When crawlers read this file they will do so sequentially, starting at the top.
Robots.txt file elements
The different commands or directives that can be included in robots.txt are:
- user-agent. This command must be included at least once in each group in the file and must include the name of the crawler to which the rules apply. It is included at the beginning of the rest of the commands. To consult the list of Google user-agents you can consult this link.
- disallow. Indicates a page or directory that should not be crawled or indexed by the search engine indicated in the user-agent. If a page is referenced that cannot be disallowed, its full URL must be included.
- allow. It performs the opposite function of disallowing, indicating to the user-agent that the directory or URL is traceable.
- Sitemap. The URL where the sitemap is located is indicated (indicate the complete and precise URL of where it is located). The sitemap contains a list of URLs to be indexed so including it in the robots.txt makes it easier for the crawlers.
1. Disable whole web crawling
User-agent: * Disallow: /
2. Allow access to a single search engine
User-agent: Googlebot-news Allow: / User-agent: * Disallow: /
We can see that the first group indicates that the content of the web is allowed to be indexed in Google news specifically, and in the second group, how the crawl is blocked for the rest of the bots.
3. Allow access to all engines except one
User-agent: Google-image Disallow: / User-agent: * Allow: /
4. Prevent crawling of a directory
To prevent bots from crawling an entire directory and the URLs it contains.
User-agent: * Disallow: /calendar/ Disallow: /junk/
5. Prevent single URL crawling
User-agent: * Disallow: /not-crawling.html
6. Block the use of an image
To prevent Google-image from using a certain image in its results pages:
User-agent: Googlebot-Image Disallow: /images/cat.jpg
7. Avoiding file type tracking
To block access and indexing by file type, such as JPG images.
User-agent: Googlebot Disallow: /*.jpg$
Testing the robots.txt file in Google
Google provides a free and specific tool to test the robots.txt files and confirm that they are properly configured. This tool known as the robots.txt Tester has a very simple operation that we can see with the following steps:
- Access the Official Google robots.txt tester page.
- In the option select a property, choose the URL of the website you want to test. If the web account is not linked to Google Search Console or Google Analytics it will be necessary to do so.
- After selecting the URL to analyze, its content will be displayed in a text editor, showing different information about it.

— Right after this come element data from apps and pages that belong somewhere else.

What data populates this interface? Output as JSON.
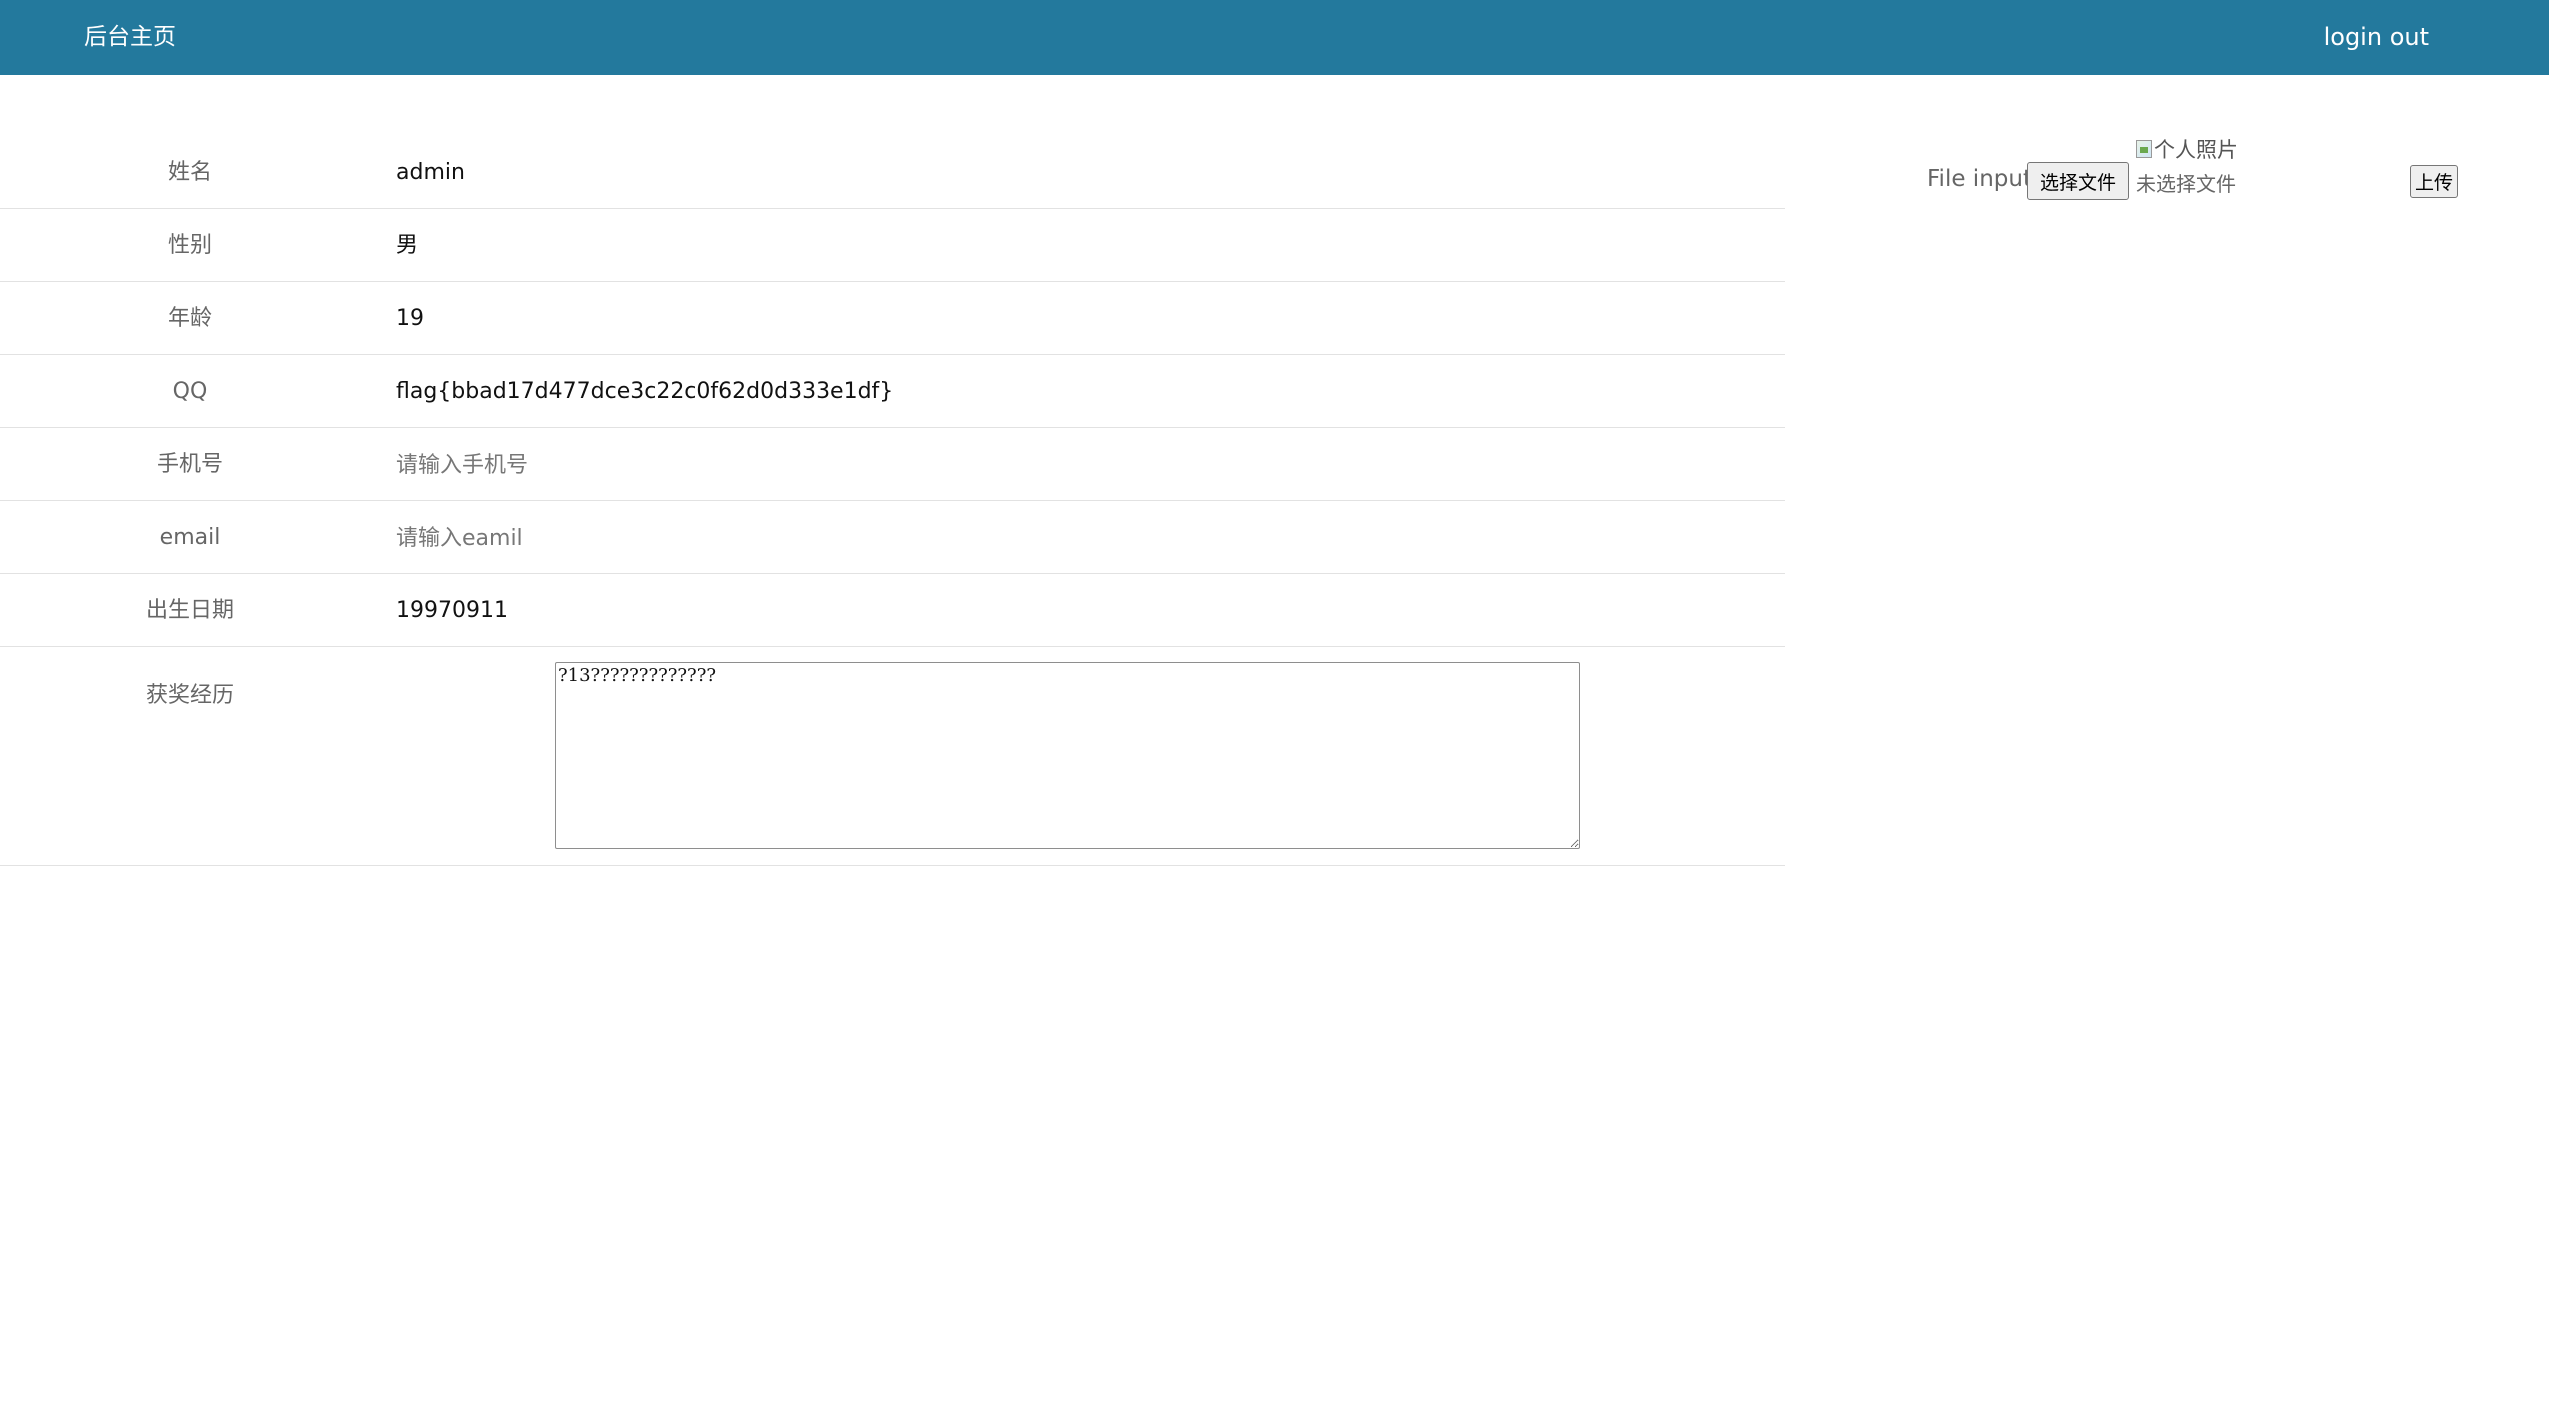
{
  "header": {
    "home_label": "后台主页",
    "logout_label": "login out",
    "background_color": "#23799d"
  },
  "profile": {
    "rows": [
      {
        "label": "姓名",
        "value": "admin"
      },
      {
        "label": "性别",
        "value": "男"
      },
      {
        "label": "年龄",
        "value": "19"
      },
      {
        "label": "QQ",
        "value": "flag{bbad17d477dce3c22c0f62d0d333e1df}"
      },
      {
        "label": "手机号",
        "value": "",
        "placeholder": "请输入手机号"
      },
      {
        "label": "email",
        "value": "",
        "placeholder": "请输入eamil"
      },
      {
        "label": "出生日期",
        "value": "19970911"
      }
    ],
    "awards": {
      "label": "获奖经历",
      "value": "?13?????????????"
    }
  },
  "photo_panel": {
    "photo_alt": "个人照片",
    "photo_icon": "broken-image-icon",
    "file_input_label": "File input",
    "choose_file_button": "选择文件",
    "file_status": "未选择文件",
    "upload_button": "上传"
  }
}
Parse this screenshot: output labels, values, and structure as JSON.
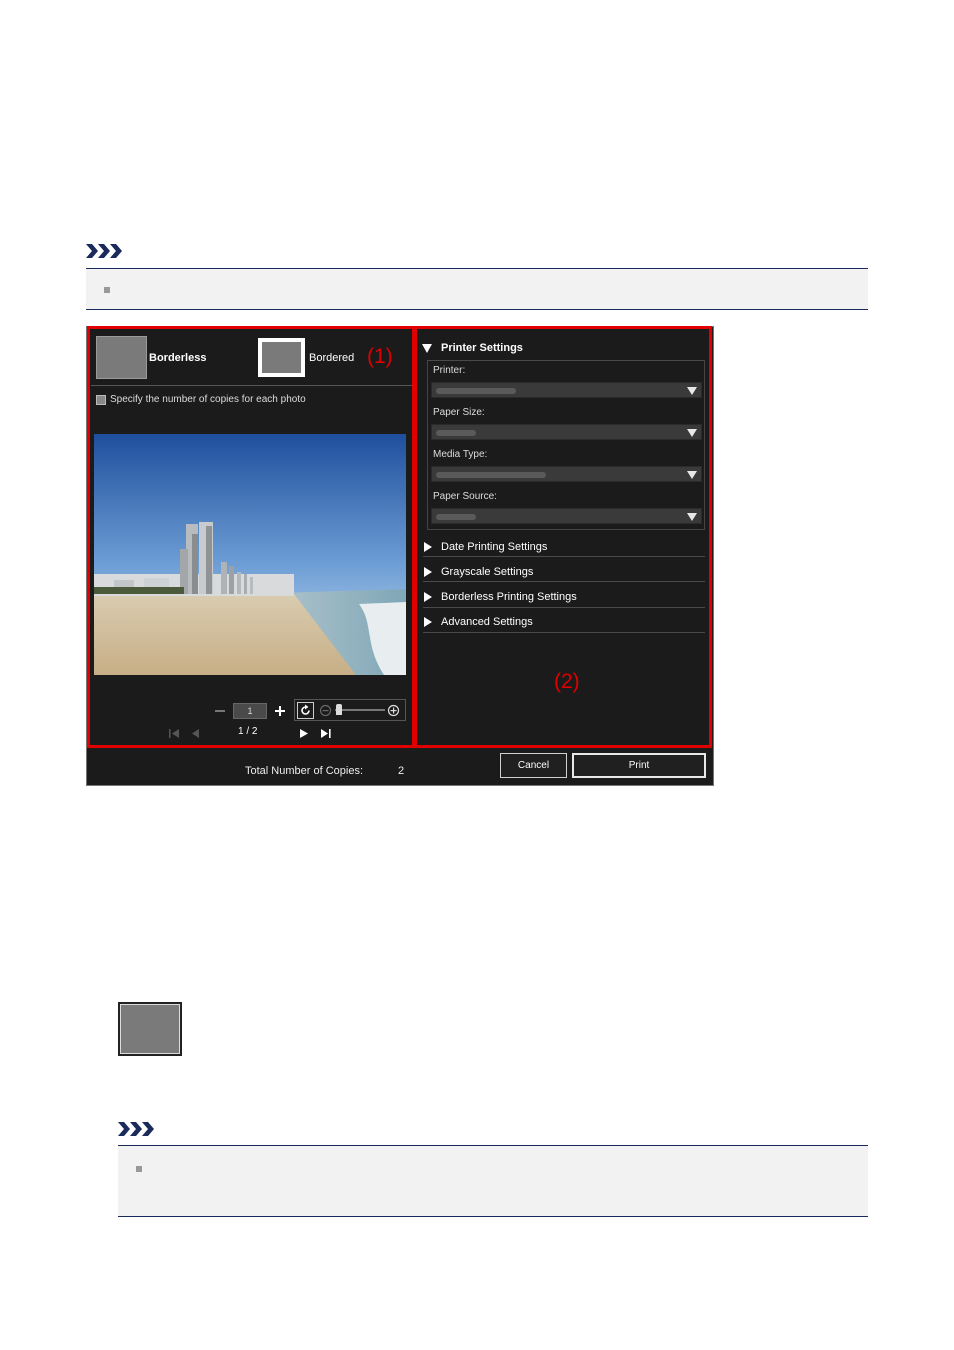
{
  "note_top": {
    "icon": "note-chevrons-icon"
  },
  "dialog": {
    "layout_options": [
      {
        "label": "Borderless"
      },
      {
        "label": "Bordered"
      }
    ],
    "region_labels": {
      "left": "(1)",
      "right": "(2)"
    },
    "copies_checkbox_label": "Specify the number of copies for each photo",
    "copies_value": "1",
    "page_indicator": "1 / 2",
    "printer_settings": {
      "title": "Printer Settings",
      "fields": [
        {
          "label": "Printer:"
        },
        {
          "label": "Paper Size:"
        },
        {
          "label": "Media Type:"
        },
        {
          "label": "Paper Source:"
        }
      ]
    },
    "sections": [
      {
        "label": "Date Printing Settings"
      },
      {
        "label": "Grayscale Settings"
      },
      {
        "label": "Borderless Printing Settings"
      },
      {
        "label": "Advanced Settings"
      }
    ],
    "footer": {
      "total_label": "Total Number of Copies:",
      "total_value": "2",
      "cancel": "Cancel",
      "print": "Print"
    }
  },
  "note_bottom": {
    "icon": "note-chevrons-icon"
  }
}
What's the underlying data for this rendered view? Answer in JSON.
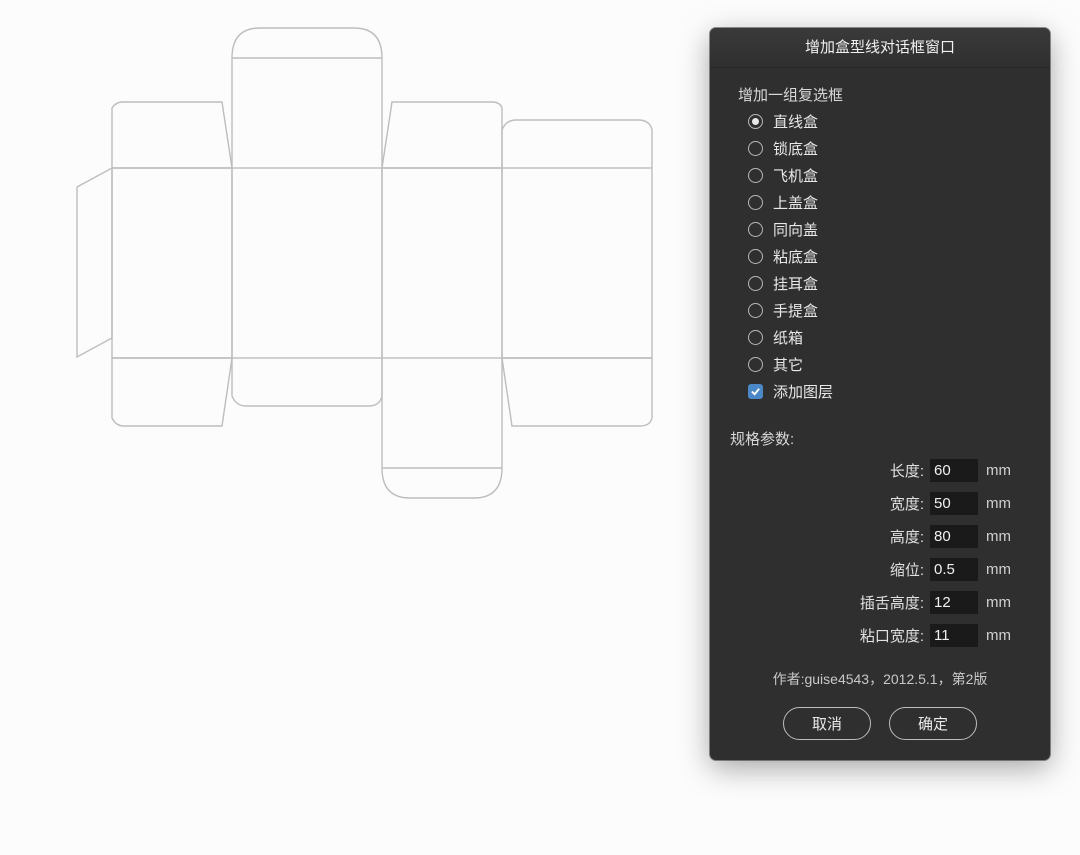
{
  "dialog": {
    "title": "增加盒型线对话框窗口",
    "group_label": "增加一组复选框",
    "options": [
      {
        "label": "直线盒",
        "selected": true
      },
      {
        "label": "锁底盒",
        "selected": false
      },
      {
        "label": "飞机盒",
        "selected": false
      },
      {
        "label": "上盖盒",
        "selected": false
      },
      {
        "label": "同向盖",
        "selected": false
      },
      {
        "label": "粘底盒",
        "selected": false
      },
      {
        "label": "挂耳盒",
        "selected": false
      },
      {
        "label": "手提盒",
        "selected": false
      },
      {
        "label": "纸箱",
        "selected": false
      },
      {
        "label": "其它",
        "selected": false
      }
    ],
    "add_layer_label": "添加图层",
    "add_layer_checked": true,
    "params_label": "规格参数:",
    "params": [
      {
        "label": "长度:",
        "value": "60",
        "unit": "mm"
      },
      {
        "label": "宽度:",
        "value": "50",
        "unit": "mm"
      },
      {
        "label": "高度:",
        "value": "80",
        "unit": "mm"
      },
      {
        "label": "缩位:",
        "value": "0.5",
        "unit": "mm"
      },
      {
        "label": "插舌高度:",
        "value": "12",
        "unit": "mm"
      },
      {
        "label": "粘口宽度:",
        "value": "11",
        "unit": "mm"
      }
    ],
    "footer": "作者:guise4543，2012.5.1，第2版",
    "cancel_label": "取消",
    "ok_label": "确定"
  }
}
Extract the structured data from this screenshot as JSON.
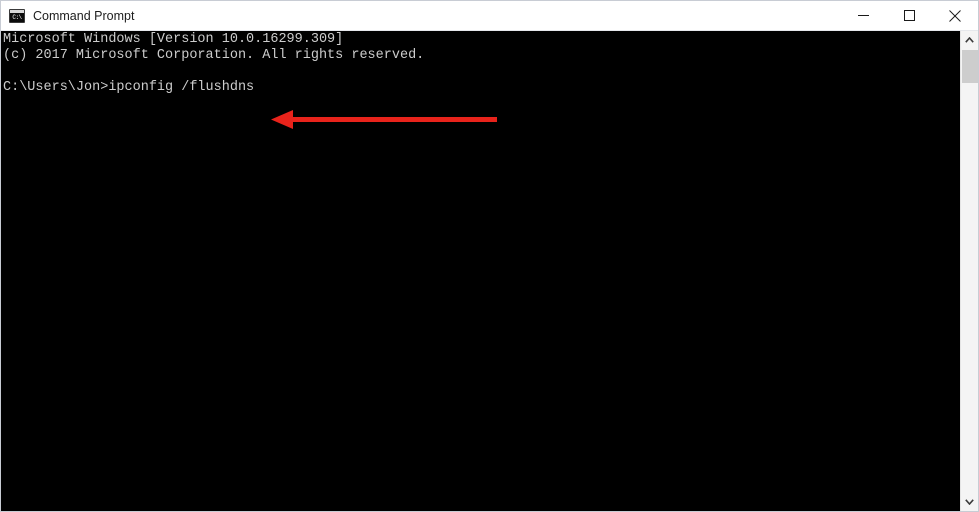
{
  "window": {
    "title": "Command Prompt",
    "app_icon_name": "command-prompt-icon",
    "app_icon_glyph": "C:\\",
    "background_color": "#000000",
    "titlebar_color": "#ffffff"
  },
  "window_controls": {
    "minimize_label": "Minimize",
    "maximize_label": "Maximize",
    "close_label": "Close"
  },
  "console": {
    "text_color": "#cccccc",
    "lines": [
      "Microsoft Windows [Version 10.0.16299.309]",
      "(c) 2017 Microsoft Corporation. All rights reserved.",
      "",
      "C:\\Users\\Jon>ipconfig /flushdns"
    ],
    "content": "Microsoft Windows [Version 10.0.16299.309]\n(c) 2017 Microsoft Corporation. All rights reserved.\n\nC:\\Users\\Jon>ipconfig /flushdns",
    "prompt": "C:\\Users\\Jon>",
    "command": "ipconfig /flushdns",
    "version_string": "10.0.16299.309",
    "copyright_year": "2017"
  },
  "annotation": {
    "type": "arrow",
    "direction": "left",
    "color": "#e8231b",
    "points_at": "ipconfig /flushdns"
  },
  "scrollbar": {
    "up_arrow_name": "scroll-up-arrow",
    "down_arrow_name": "scroll-down-arrow",
    "thumb_color": "#cdcdcd",
    "track_color": "#f4f4f4"
  }
}
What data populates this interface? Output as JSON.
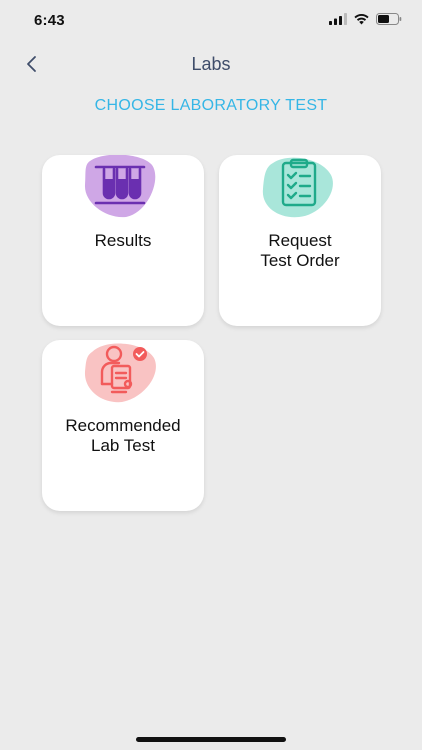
{
  "status": {
    "time": "6:43"
  },
  "header": {
    "title": "Labs"
  },
  "subtitle": "CHOOSE LABORATORY TEST",
  "cards": [
    {
      "label": "Results",
      "icon": "test-tubes-icon",
      "blob_color": "#cfa7e6",
      "icon_color": "#6a2fb0"
    },
    {
      "label": "Request\nTest Order",
      "icon": "clipboard-checklist-icon",
      "blob_color": "#a9e6da",
      "icon_color": "#1faa8a"
    },
    {
      "label": "Recommended\nLab Test",
      "icon": "doctor-recommendation-icon",
      "blob_color": "#f9c3c3",
      "icon_color": "#f25b5b"
    }
  ]
}
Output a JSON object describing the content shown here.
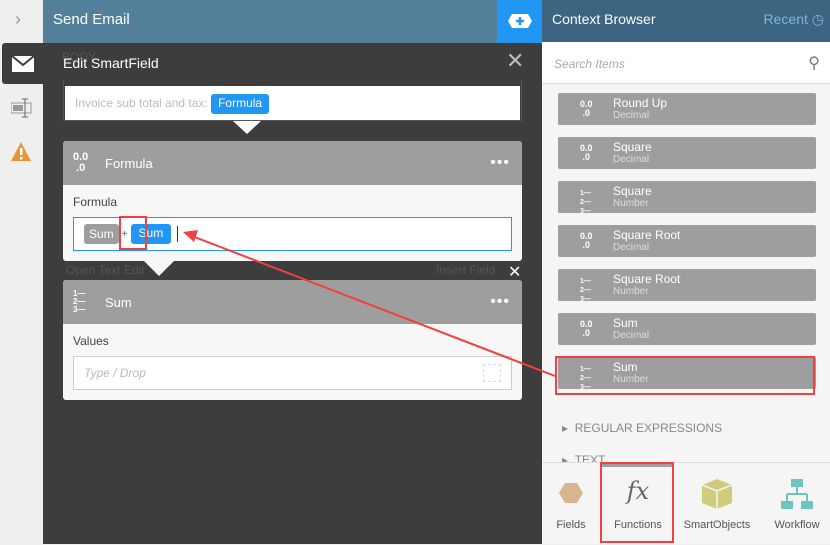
{
  "header": {
    "title": "Send Email"
  },
  "background": {
    "section_label": "BODY",
    "open_text_editor": "Open Text Edit",
    "insert_field": "Insert Field"
  },
  "dialog": {
    "title": "Edit SmartField",
    "preview_label": "Invoice sub total and tax:",
    "preview_chip": "Formula"
  },
  "formula_card": {
    "title": "Formula",
    "field_label": "Formula",
    "tokens": [
      "Sum",
      "+",
      "Sum"
    ]
  },
  "sum_card": {
    "title": "Sum",
    "field_label": "Values",
    "placeholder": "Type / Drop"
  },
  "context_browser": {
    "title": "Context Browser",
    "recent": "Recent",
    "search_placeholder": "Search Items",
    "items": [
      {
        "name": "Round Up",
        "type": "Decimal",
        "icon": "decimal-icon"
      },
      {
        "name": "Square",
        "type": "Decimal",
        "icon": "decimal-icon"
      },
      {
        "name": "Square",
        "type": "Number",
        "icon": "number-list-icon"
      },
      {
        "name": "Square Root",
        "type": "Decimal",
        "icon": "decimal-icon"
      },
      {
        "name": "Square Root",
        "type": "Number",
        "icon": "number-list-icon"
      },
      {
        "name": "Sum",
        "type": "Decimal",
        "icon": "decimal-icon"
      },
      {
        "name": "Sum",
        "type": "Number",
        "icon": "number-list-icon"
      }
    ],
    "categories": [
      "REGULAR EXPRESSIONS",
      "TEXT"
    ],
    "tabs": [
      "Fields",
      "Functions",
      "SmartObjects",
      "Workflow"
    ]
  },
  "colors": {
    "accent": "#2196f3",
    "header": "#527f99",
    "annotation": "#f04040"
  }
}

- At the bottom, there will be two icons showing the errors found (in red) and warnings of possible problems or conflicts (in orange).
- It is possible to edit the robot.txt right here and send it to modify it directly (downloading it and uploading it to the root directory to replace the old one).
- Another remarkable function of this robots.txt checking platform is the possibility of checking the permissions of the different URLs of the page for each of the Google bots (Googlebot, Google-image, Google-news, Google- video, Google-Mobile, Media partners-Google and Adsbot-Google).
This tester has some limitations, such as the inability to perform access or blocking checks for domains. In addition, is exclusive to the behavior of Google bots so it is not used to check the behavior of other bots when configuring the file.
Knowing how to configure the robots.txt file is a priority for any SEO expert as it allows you to indicate to the different Google bots what their behavior should be when crawling, positioning and indexing the URLs of a website.
In this file, a series of rules can be applied to prevent a URL or domain from being indexed or to indicate that it should be indexed. Although the different Googlebots follow the indications of this file in most cases, other search engines only use them as a reference and tend to ignore them in most cases, following their own crawling criteria.